Sunday, March 9, 2014

It's Great to Be 8. Part 2. (The Important Stuff)

My youngest daughter is 8. What is so important about 8? She could get baptized. Yesterday was the party. Today was the baptism. It was wonderful.

Her oldest brother performed the baptism. Grandma and Grandpa Monzingo gave talks. Kermit confirmed her. It was perfect. Well, almost. I think more family, more extended family would have made it perfect. But it was wonderful anyway. There were a significant number of ward members in attendance.

"Why are all these people here?" she asked.

"Because they love you." I said.

Saturday, March 8, 2014

It's Great to Be 8!

One of the best ideas I ever had was applying chalkboard paint to the cabinet doors. I've used the treated sections to post the menu for our nightly meals. (I seriously get tired of hearing "What's for dinner?" multiple times every day.) Sometimes it is the message center. It has been mostly been used for the kids to play. Today it was the artist canvas for Elizabeth to create a message for her sister.

My youngest daugter is 8. Her birthday was last Tuesday. Today was her party. A birthday party I think was her idea of ultimate happiness. Two friends came over. That was a bit disappointing for her. According to Sarah, three friends needed to be here to be considered a party. It was fun for her anyway. Kermit grilled burgers and hot dogs. We decorated cupcakes. Sang some karaoke. Surprisingly, Joseph was the one most into the karaoke. Most of Sarah's collection is pop songs. It was somewhat amusing to listen to Joseph putting a heavy metal spin on those songs.

The best part of the day may have been the trip to the pet store with her daddy. She has been asking for a gerbil incessantly for nearly a year.  Two pet stores later, she settled on two hamsters. The gerbil bit. The dwarf robo hamsters bit. She got two very cute hamsters. They have been named Oreo and Cinnamon. We don't know if they are boy or girl hamsters. I suppose if we have baby hamsters we will know.
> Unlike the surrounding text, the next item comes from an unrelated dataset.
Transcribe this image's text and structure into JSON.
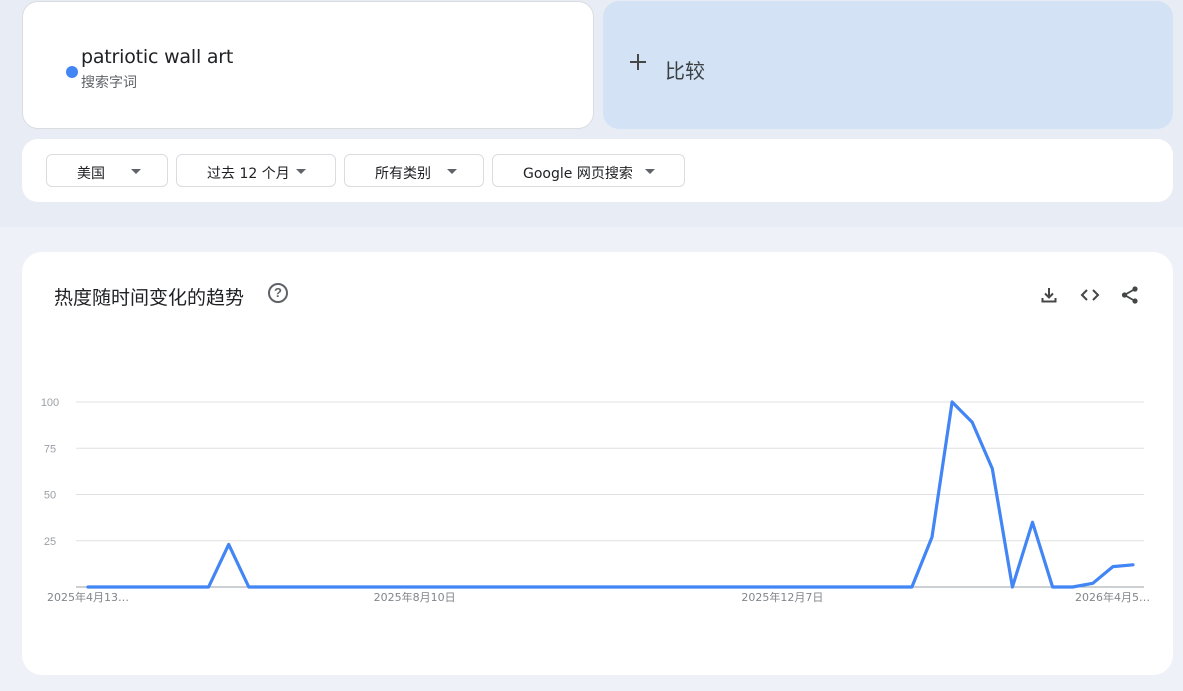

Tomorrow. Tomorrow is the day my little Sarah will be baptized. Her brother, Daniel, will be the one to baptize her. When we asked who she wanted to do the honors she looked sideways at Daniel and said, "He needs the practice."